A 2018 logging ban from the Kenyan government is forcing the tea industry to look for other energy sources in the near future. To avoid an intensive use of fossil fuel the InSET4KTI project aim to develop a cost-effective drying process through the use of the widely abundant solar energy of Kenya.

InSET4KTI will provide a technologically innovative solar plant prototype through the use of directly absorbing nanofluid coupled with a three-stage optical concentrator offering a most cost-effective solution through completely removing selectively coated receiver used in conventional solar collectors. The project technology will also feature higher optical (>85%), thermal efficiency (by reducing radiative loss by 90%) and compactness by up to 4 times.

The project is a collaboration between Brunel University London, one Kenyan industry (Eenovator) and two UK industries (EnSO and CoolSky). The project will be carried out with the assistance of KTDA (KenyanTea Development Agency) one of the major Kenyan tea producer. The first prototype will be installed at the Kagwe Tea Factory one of KDTA’s plant.

Project outcomes will be applicable on a large scale as all the 67 KTDA’s tea factory could benefit from it, thus providing an environmentally friendly and sustainable alternative to firewood and fossil fuels. As shareholders of KTDA, this solution would also be economically beneficial to the 560,000 smallholders farmers producing the tea leaves.

Photo 1. A lady tea farmer who supplies her fresh harvest to the tea factory where our demo plant will be set up. She is a stakeholder.

kenya tea

Photo 2. The project team visits the tea factory. kenya tea 2

field trip

Meet the Principal Investigator(s) for the project

Dr Harjit Singh
Dr Harjit Singh - Dr Singh received his BEng, and MEng (IIT Roorkee, India) with specialisation in Mechanical and Thermal Engineering disciplines and PhD (University of Ulster, UK) in experimental evaluation of natural convective heat transfer in CPC solar collector cavities. He was a Senior Lecturer in Renewable Energy at the Kingston University London (2009-2011) prior to accepting the current position. He has six years of research experience on various EU, EPSRC, the Carbon Trust and Defra funded projects. Dr Singh was previously a Lecturer of Mechanical Engineering at National Institute of Technology Hamirpur, India. His research focuses on various aspects of solar energy systems, energy use in built environment. Topics currently being researched into include design and development of novel concentrating solar collectors, vacuum insulation panels and building retrofit for improved energy efficiency.

Related Research Group(s)

food preservation

Sustainable Energy Use in Food Chains - Energy demand and GHG emissions reduction in all stages of the food chain; optimal ways the food chain can utilise different energy sources and interact with the energy supply system; resource efficiency through intensification of food processing.

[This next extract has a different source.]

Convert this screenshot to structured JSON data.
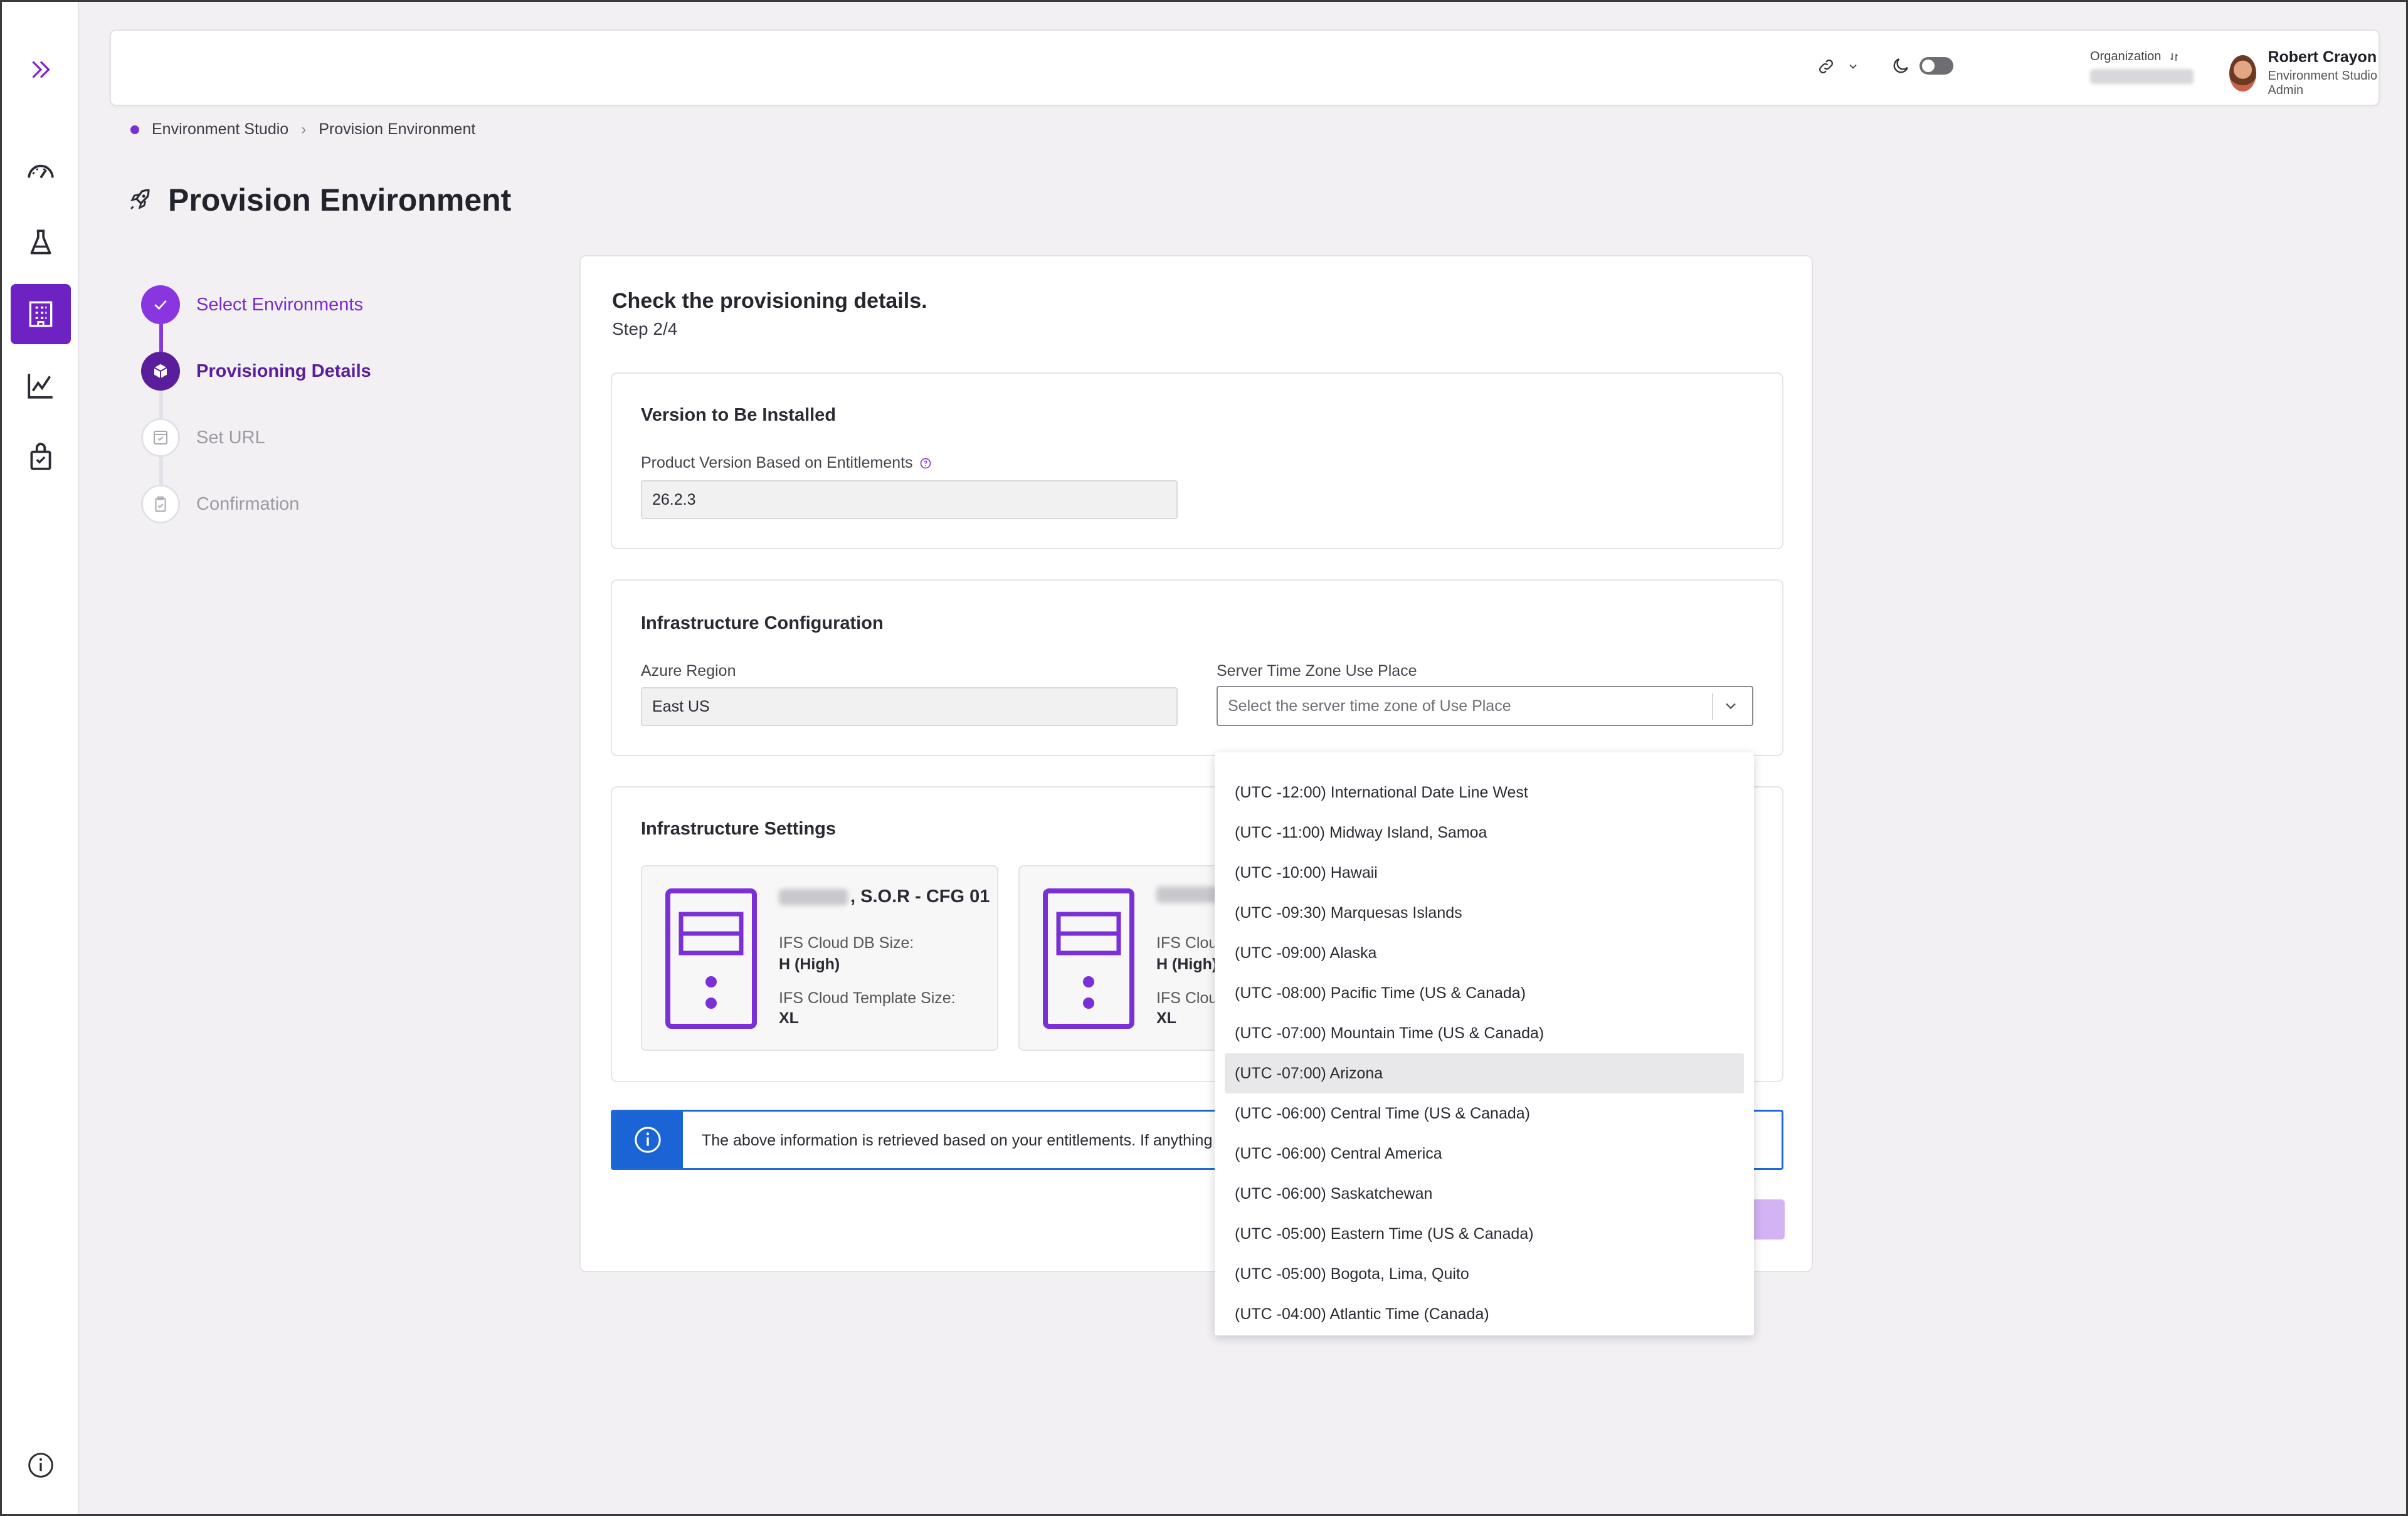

Partnering with confidence

Organisations interested in our research can partner with us with confidence backed by an external and independent benchmark: The Knowledge Exchange Framework. Read more.

Project last modified 13/10/2023